characteristics which could easily replace existing materials) Environmental and recycling issues Natural rubber trees infected by incurable disease Some of these threats already exist for example Polymeric Light Emitting Diodes (PLED) and Flexible All-Plastic Electronic Displays which reduce or eliminate the use of pl astic frames and housings. On the other side there are many opportunities to keep the plastic and rubber in dustries competitive for example the following: Increased automation and improved machinery design and performance Improvements in design and hence performance of products New or improved synthetic rubbers (Metallocene Catalyst) New polymers (thermoplastics and thermosets) Improved compounds (nano-fillers) Natural rubber cultivated in large plantations for efficiency together with new tapping methods Continuing plastic replacement of metals & ceramics etc Developments in biodegradable Plastics Plastics from renewable resources (outside the food chain) New resin plant capacities: larger, improved technology and integrated from refi nery and cracker Some examples of innovations on the drawing board to reduce the threats particul arly to tyres

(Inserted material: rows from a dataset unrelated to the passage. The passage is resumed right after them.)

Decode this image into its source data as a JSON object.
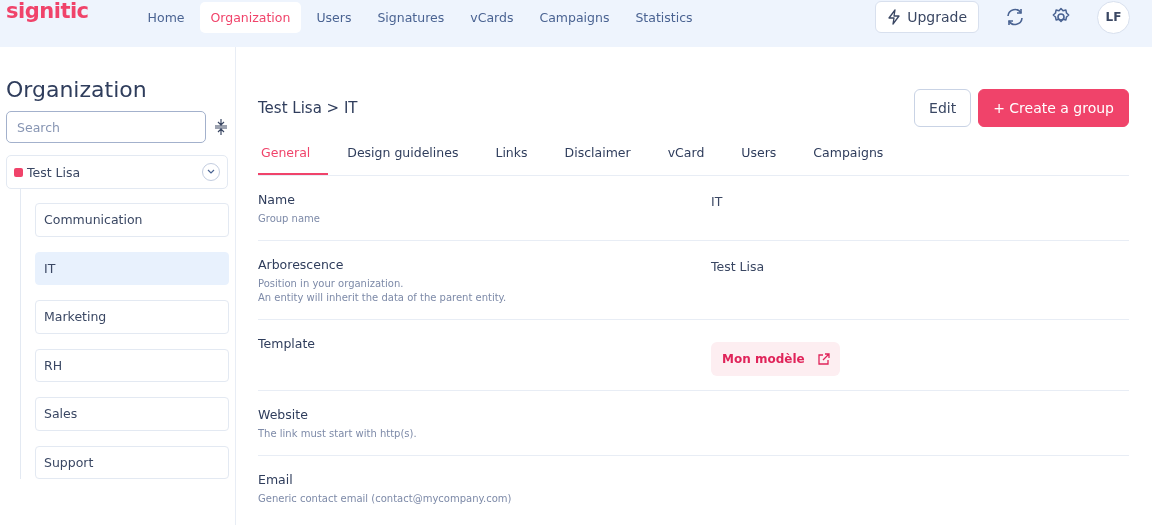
{
  "header": {
    "logo": "signitic",
    "nav": [
      {
        "label": "Home",
        "selected": false
      },
      {
        "label": "Organization",
        "selected": true
      },
      {
        "label": "Users",
        "selected": false
      },
      {
        "label": "Signatures",
        "selected": false
      },
      {
        "label": "vCards",
        "selected": false
      },
      {
        "label": "Campaigns",
        "selected": false
      },
      {
        "label": "Statistics",
        "selected": false
      }
    ],
    "upgrade": "Upgrade",
    "avatar": "LF"
  },
  "sidebar": {
    "title": "Organization",
    "search": {
      "placeholder": "Search"
    },
    "tree": [
      {
        "label": "Test Lisa",
        "color": "#f0436a",
        "expanded": true,
        "selected": false,
        "children": [
          {
            "label": "Communication",
            "selected": false
          },
          {
            "label": "IT",
            "selected": true
          },
          {
            "label": "Marketing",
            "selected": false
          },
          {
            "label": "RH",
            "selected": false
          },
          {
            "label": "Sales",
            "selected": false
          },
          {
            "label": "Support",
            "selected": false
          }
        ]
      }
    ]
  },
  "main": {
    "breadcrumb": "Test Lisa > IT",
    "buttons": [
      {
        "label": "Edit",
        "kind": "secondary"
      },
      {
        "label": "+ Create a group",
        "kind": "primary"
      }
    ],
    "tabs": [
      {
        "label": "General",
        "selected": true
      },
      {
        "label": "Design guidelines",
        "selected": false
      },
      {
        "label": "Links",
        "selected": false
      },
      {
        "label": "Disclaimer",
        "selected": false
      },
      {
        "label": "vCard",
        "selected": false
      },
      {
        "label": "Users",
        "selected": false
      },
      {
        "label": "Campaigns",
        "selected": false
      }
    ],
    "fields": [
      {
        "label": "Name",
        "hint": [
          "Group name"
        ],
        "kind": "text",
        "value": "IT"
      },
      {
        "label": "Arborescence",
        "hint": [
          "Position in your organization.",
          "An entity will inherit the data of the parent entity."
        ],
        "kind": "text",
        "value": "Test Lisa"
      },
      {
        "label": "Template",
        "kind": "link",
        "value": "Mon modèle"
      },
      {
        "label": "Website",
        "hint": [
          "The link must start with http(s)."
        ]
      },
      {
        "label": "Email",
        "hint": [
          "Generic contact email (contact@mycompany.com)"
        ]
      }
    ]
  }
}
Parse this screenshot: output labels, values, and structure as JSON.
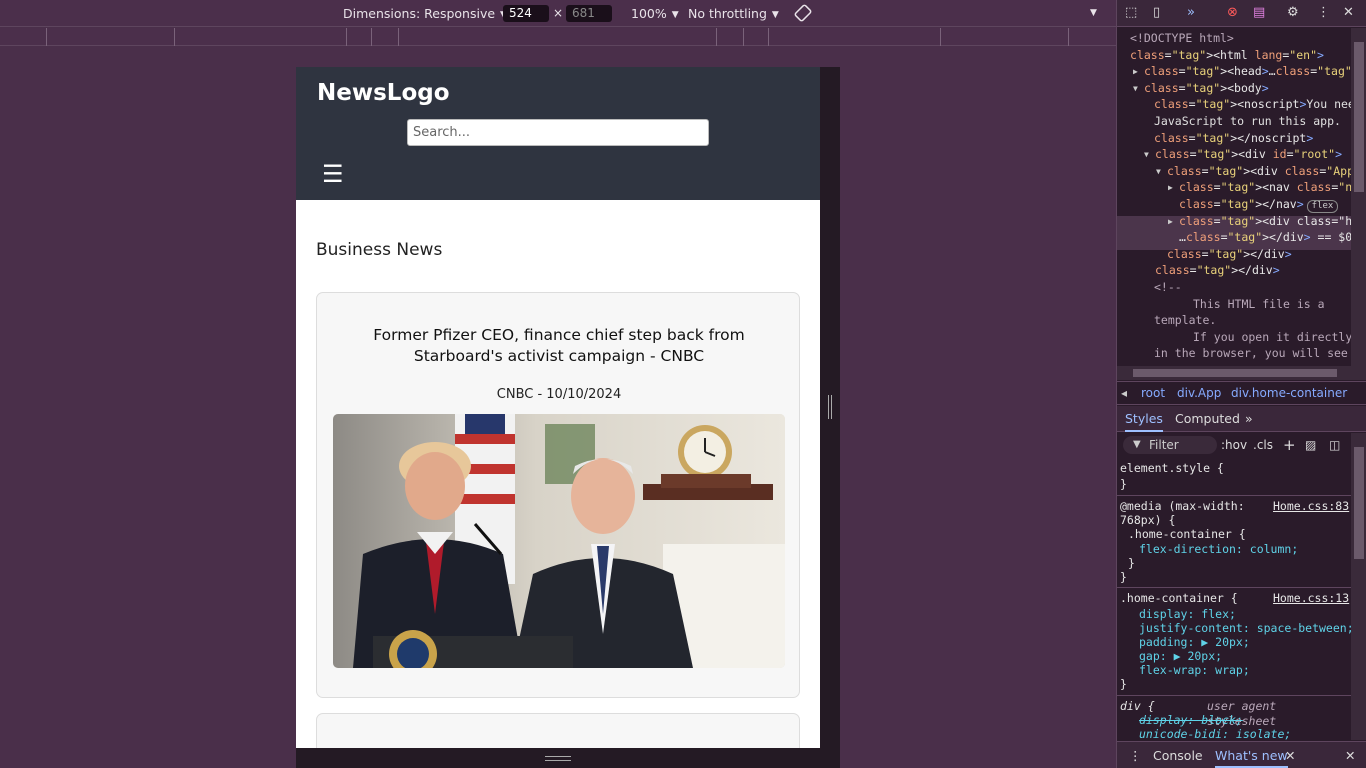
{
  "device_toolbar": {
    "dimensions_label": "Dimensions: Responsive",
    "width": "524",
    "height": "681",
    "times": "×",
    "zoom": "100%",
    "throttling": "No throttling"
  },
  "page": {
    "logo": "NewsLogo",
    "search_placeholder": "Search...",
    "menu_glyph": "☰",
    "section_title": "Business News",
    "articles": [
      {
        "headline": "Former Pfizer CEO, finance chief step back from Starboard's activist campaign - CNBC",
        "meta": "CNBC - 10/10/2024"
      }
    ]
  },
  "devtools": {
    "elements": {
      "lines": [
        {
          "t": "<!DOCTYPE html>",
          "c": "cmt",
          "indent": 13
        },
        {
          "t": "<html lang=\"en\">",
          "indent": 13
        },
        {
          "t": "<head>…</head>",
          "indent": 27
        },
        {
          "t": "<body>",
          "indent": 27
        },
        {
          "t": "<noscript>You need to enable",
          "indent": 37
        },
        {
          "t": "JavaScript to run this app.",
          "indent": 37
        },
        {
          "t": "</noscript>",
          "indent": 37
        },
        {
          "t": "<div id=\"root\">",
          "indent": 38
        },
        {
          "t": "<div class=\"App\">",
          "indent": 50
        },
        {
          "t": "<nav class=\"navbar\">…",
          "indent": 62
        },
        {
          "t": "</nav>",
          "indent": 62
        },
        {
          "t": "<div class=\"home-container",
          "indent": 62
        },
        {
          "t": "…</div> == $0",
          "indent": 62
        },
        {
          "t": "</div>",
          "indent": 50
        },
        {
          "t": "</div>",
          "indent": 38
        },
        {
          "t": "<!--",
          "indent": 37
        },
        {
          "t": "This HTML file is a",
          "indent": 76
        },
        {
          "t": "template.",
          "indent": 37
        },
        {
          "t": "If you open it directly",
          "indent": 76
        },
        {
          "t": "in the browser, you will see a",
          "indent": 37
        }
      ],
      "flex_badge": "flex"
    },
    "breadcrumbs": [
      "root",
      "div.App",
      "div.home-container"
    ],
    "tabs": [
      "Styles",
      "Computed"
    ],
    "filter_label": "Filter",
    "hov": ":hov",
    "cls": ".cls",
    "styles_lines": [
      "element.style {",
      "}",
      "@media (max-width:",
      "768px) {",
      ".home-container {",
      "flex-direction: column;",
      "}",
      "}",
      ".home-container {",
      "display: flex;",
      "justify-content: space-between;",
      "padding: ▶ 20px;",
      "gap: ▶ 20px;",
      "flex-wrap: wrap;",
      "}",
      "div {",
      "display: block;",
      "unicode-bidi: isolate;"
    ],
    "css_link_1": "Home.css:83",
    "css_link_2": "Home.css:13",
    "ua_label": "user agent stylesheet",
    "drawer_tabs": [
      "Console",
      "What's new"
    ]
  }
}
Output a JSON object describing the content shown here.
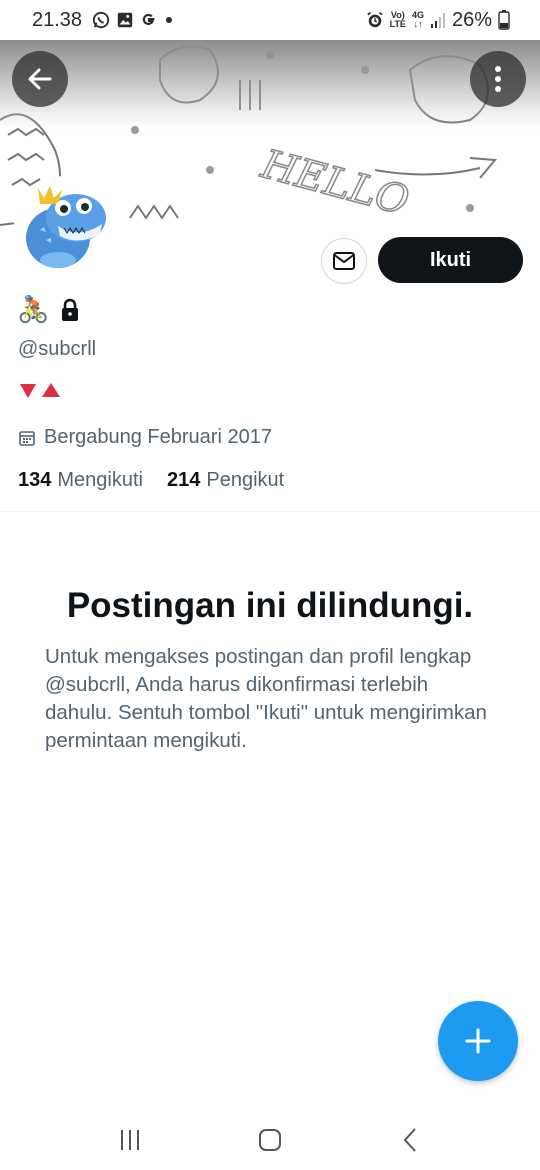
{
  "status_bar": {
    "time": "21.38",
    "battery": "26%",
    "network_top": "Vo)",
    "network_bottom": "LTE",
    "signal_type_top": "4G",
    "signal_type_bottom": "↓↑",
    "icons": [
      "whatsapp-icon",
      "gallery-icon",
      "google-icon",
      "dot-icon",
      "alarm-icon",
      "signal-icon",
      "battery-icon"
    ]
  },
  "banner": {
    "text": "HELLO"
  },
  "header": {
    "back_icon": "arrow-left-icon",
    "more_icon": "more-vertical-icon"
  },
  "profile": {
    "name_emoji": "🚴🏽",
    "lock_icon": "🔒",
    "handle": "@subcrll",
    "bio": "🔻🔺",
    "joined": "Bergabung Februari 2017",
    "following_count": "134",
    "following_label": "Mengikuti",
    "followers_count": "214",
    "followers_label": "Pengikut"
  },
  "actions": {
    "message_icon": "mail-icon",
    "follow_label": "Ikuti"
  },
  "protected": {
    "title": "Postingan ini dilindungi.",
    "body": "Untuk mengakses postingan dan profil lengkap @subcrll, Anda harus dikonfirmasi terlebih dahulu. Sentuh tombol \"Ikuti\" untuk mengirimkan permintaan mengikuti."
  },
  "fab": {
    "icon": "plus-icon"
  },
  "nav": {
    "items": [
      "recent-apps-icon",
      "home-icon",
      "back-icon"
    ]
  },
  "colors": {
    "accent": "#1d9bf0",
    "text_primary": "#0f1419",
    "text_secondary": "#536471",
    "follow_button": "#0f1419",
    "divider": "#eff3f4"
  }
}
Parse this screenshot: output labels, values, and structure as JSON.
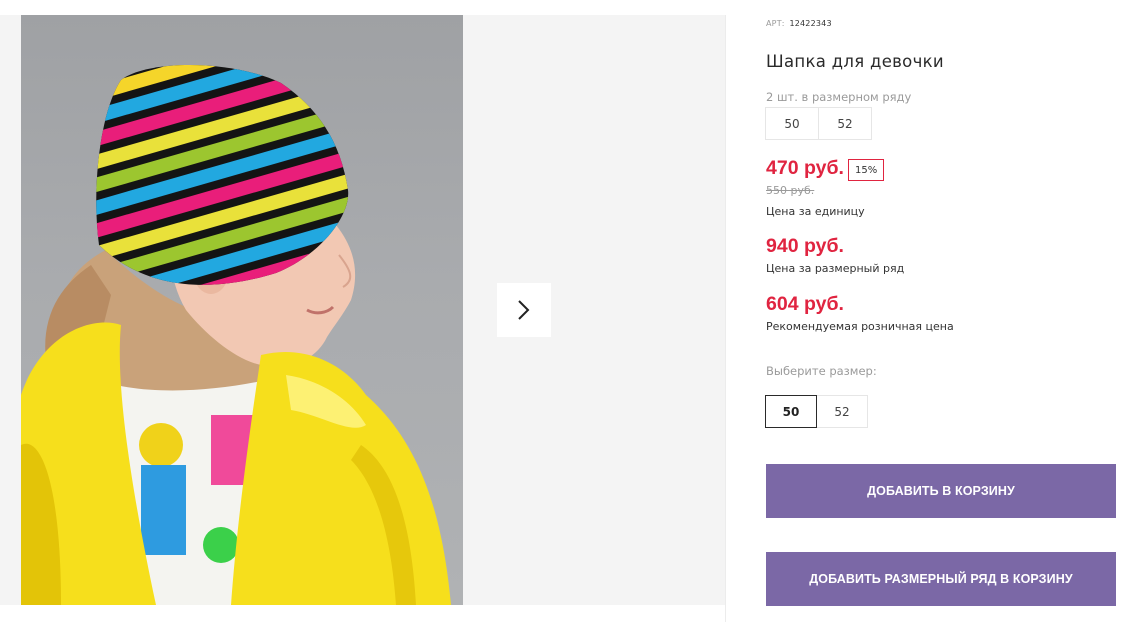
{
  "product": {
    "art_label": "АРТ:",
    "art_number": "12422343",
    "title": "Шапка для девочки",
    "series_label": "2 шт. в размерном ряду",
    "series_sizes": [
      "50",
      "52"
    ],
    "price_unit": "470 руб.",
    "discount": "15%",
    "old_price": "550 руб.",
    "price_unit_caption": "Цена за единицу",
    "price_series": "940 руб.",
    "price_series_caption": "Цена за размерный ряд",
    "price_retail": "604 руб.",
    "price_retail_caption": "Рекомендуемая розничная цена",
    "choose_size_label": "Выберите размер:",
    "size_options": [
      "50",
      "52"
    ],
    "selected_size": "50",
    "add_to_cart": "ДОБАВИТЬ В КОРЗИНУ",
    "add_series_to_cart": "ДОБАВИТЬ РАЗМЕРНЫЙ РЯД В КОРЗИНУ"
  },
  "gallery": {
    "next_icon": "chevron-right-icon"
  },
  "colors": {
    "price": "#e02440",
    "button": "#7b68a6",
    "discount_border": "#e02440"
  }
}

are described in the following paragraphs: Michelin Tweel The Michelin Tweel (from Tyre and WhEEL) concept is illustrated in figure 12. Th e benefits claimed for the Michelin TWEEL are as follows: maintenance-free easy mounting and dismounting puncture-proof longer wear resistance better distribution of pavement stress simplified manufacturing process

- reusable - improved Figure 12: Motorcycle

base structure for retreading shock and road hazard resistance Michelin TWEEL Concept

A motorcycle concept (figure 13) designed by students Tilmann Schlootz and Olive r Keller for the Michelin Challenge Design 2006. The flexible elastic tracks guarantees maxim um traction and easy steering even on the roughest of terrains. Figure 13 Motorcycle Concept Rubber Track Drive Circulus Concept Car Santosh Chawla entered his hydrogen fuel-cell-powered Circulus car (figure 14) w ith backwheel drive and one front wheel with spherical tyre based on the rolling ball us ed on a Dyson vacuum cleaner in the 2009 Michelin Challenge design contest. The spherical fron t tyre would be capable of turning 360 degrees which makes the car highly maneuverable.

Figure 14: Circulus Car Concept Laser Etched Tyre Treads The new tyre would be made from a standard moulding with some or no moulded trea d with the other tread pattern(s) being custom made to individual requirements or to match specific road conditions or performance (figure 15). The pattern would be cut using existing l aser technology. Figure 15: Kumho Future Tyre Technology Laser Etched Tyre Treads To conclude on a lighter note as 50 years ago man (Dr Frank Drake, renowned radi o astronomer) started the campaign to establish contact with aliens on other plane ts by sending out radio signals. Today, 50 years on there has not been any response, but the techn ology has been improved significantly to a technique called spread spectrum which smears signal s over a wide range of frequencies. There is a new radio telescope sending such signals and Dr Drake and his team are still looking. In the words of Winston Churchill never give in so that Dr Drake and the plastics and rubber industries, and the Plastics and Rubber Institute Malays ia will go On, On . Acknowledgements The author wishes to thank The Plastics and Rubber Institute Malaysia (PRIM), Ch an Von Lian, Chan Pak Kuen, The Malaysian Plastic Manufacturers Association (MPMA), Callum an d Caryn Chen (Lee Huat Plastics), Dr Phil Adams, Sean Angove and Malaysian Rubber Produc ts Manufacturing Association (MRPMA) for their information and or assistance in pre paring this paper.